WHAT IS GUM DISEASE?
Most people do not realize how common periodontal disease (also known as gum disease) is. Three out of every four adults have some form of the disease. In its early reversible stage, called gingivitis, gums can become red, swollen and bleed easily. When the disease progresses to the bone, which supports the teeth, it is called periodontitis. At this point it can cause irreversible damage. In the advanced stages of the disease, the bone and soft tissues that support the teeth are destroyed and this may cause the teeth to become loose, fall out or have to be removed by a dentist.
Except in rare cases, gum disease can be prevented by thorough daily plaque removal by brushing and flossing, eating a balanced diet and by regularly visiting your dentist for professional cleanings. When plaque is not removed, it hardens into a rough porous deposit called tartar. Tartar is what causes most of the eventual damage and can only be removed by a dental professional.
TREATING GUM DISEASE
If you have a gum disease problem that is serious enough to threaten the loss of teeth, the dentist may recommend one of several options in treating this problem.

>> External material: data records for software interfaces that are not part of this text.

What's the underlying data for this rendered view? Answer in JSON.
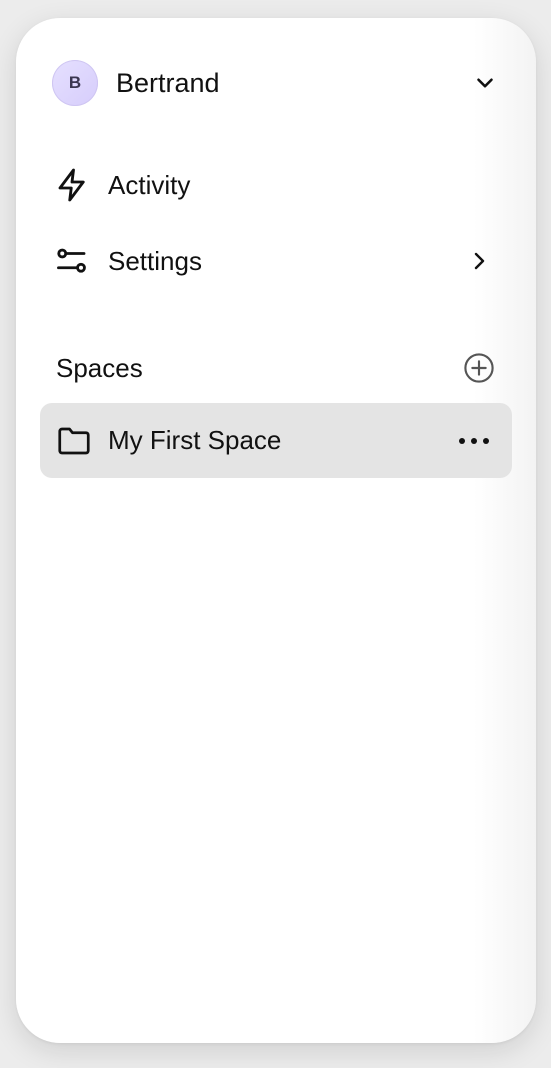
{
  "account": {
    "avatar_initial": "B",
    "name": "Bertrand",
    "menu_icon": "chevron-down-icon"
  },
  "nav": {
    "items": [
      {
        "label": "Activity",
        "icon": "bolt-icon"
      },
      {
        "label": "Settings",
        "icon": "sliders-icon",
        "trailing_icon": "chevron-right-icon"
      }
    ]
  },
  "spaces": {
    "title": "Spaces",
    "add_icon": "plus-circle-icon",
    "items": [
      {
        "label": "My First Space",
        "icon": "folder-icon",
        "menu_icon": "more-horizontal-icon"
      }
    ]
  },
  "colors": {
    "selected_bg": "#e4e4e4",
    "avatar_bg": "#ded6fb",
    "text": "#111111"
  }
}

If the teeth are beyond saving, there may be no alternative but to extract them and remove the diseased gum tissue so the condition will not spread to other teeth.
When the gum disease is in its early stages, however, the dentist may recommend more conservative treatment, such as sub gingival curettage. In this procedure, concentration will be on cleaning the root surfaces of the tooth and scraping the inside of the soft tissue next to the teeth. By doing this, he may be able to restore your gums and teeth to a healthy condition.
Another treatment that may be recommended is flap surgery. This involves separating the diseased gum tissue from the teeth and cleaning it as thoroughly as possible. Then he gum tissue is sutured back to the teeth and allowed to heal.